The First Part of the Institutes of the Lawes [Laws] of England or a Commentary upon Littleton, not the name of the Author only, but of the Law it selfe [itself]. [With “A Table to the First Part of the Institutes of the Lawes of England – Alphabetically composed”].

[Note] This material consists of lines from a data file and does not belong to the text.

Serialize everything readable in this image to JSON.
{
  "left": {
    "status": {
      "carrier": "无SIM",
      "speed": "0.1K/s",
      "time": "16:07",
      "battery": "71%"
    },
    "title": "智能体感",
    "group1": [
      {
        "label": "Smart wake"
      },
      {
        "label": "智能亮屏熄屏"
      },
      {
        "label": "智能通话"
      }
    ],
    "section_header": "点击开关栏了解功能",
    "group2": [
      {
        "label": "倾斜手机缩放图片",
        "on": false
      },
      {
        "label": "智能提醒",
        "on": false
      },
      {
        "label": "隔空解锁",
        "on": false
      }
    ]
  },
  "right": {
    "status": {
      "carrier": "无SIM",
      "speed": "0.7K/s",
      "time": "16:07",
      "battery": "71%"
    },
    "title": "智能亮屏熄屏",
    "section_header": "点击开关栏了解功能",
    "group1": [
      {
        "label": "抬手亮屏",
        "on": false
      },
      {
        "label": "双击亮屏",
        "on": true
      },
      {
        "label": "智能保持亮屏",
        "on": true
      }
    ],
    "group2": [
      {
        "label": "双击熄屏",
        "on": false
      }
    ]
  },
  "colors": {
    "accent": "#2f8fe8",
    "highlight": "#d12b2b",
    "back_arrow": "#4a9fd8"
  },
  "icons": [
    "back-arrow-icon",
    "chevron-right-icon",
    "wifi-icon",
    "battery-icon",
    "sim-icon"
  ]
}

The Fourth Edition, corrected [Text in English – French – Latin]. London, Printed by M.F.I.H. and R.T. Assignes of I. More Esquire, 1639. 20 cm x 28.7 cm. Woodcut – Titlepage of Sir Edward Coke by John Payne, , 395 leaves numbered consecutively on the rectos only, resulting in 790 pages plus 30 unnumbered pages of Index (collation complete). Hardcover / Wonderfully restored reverse leather on five raised bands with new spine-label. Original endpapers (restored) with ink annotations and name of preowner “John Daynes”. Several annotations throughout the book. Manuscript ownership inscription of John Daynes and Alice [Ryvette] and later owners include John Rix stud. (dated 1729) to endpaper and halftitle. Signs of old (now restored) dampstains to endpaper and pastedowns. Some faded dampstains to the outer margins of some of the pages. Paper margins professionally restored. Rare ! After the fantastic restoration this is now a very good condition of this rare version of Coke’s masterpiece on English Law !
Provenance Research regarding the preowners John Daynes and Alice Ryvette: “Aboard the Concord, in 1602, Capt. Bartholemew Gosnold discovered Cape Cod and Martha’s Vineyard, which he named after his infant daughter, and Elizabeth Island, named after Queen Elizabeth. Captains Anthony Gosnold and his son, Bartholemew Gosnold were first cousins, by marriage, to John Daynes husband of Alice Ryvette, whose mother was Christian (Gosnold) Ryvette, aunt to Capt. Anthony Gosnold, and great aunt to Anthony’s son, Bartholemew Gosnold”.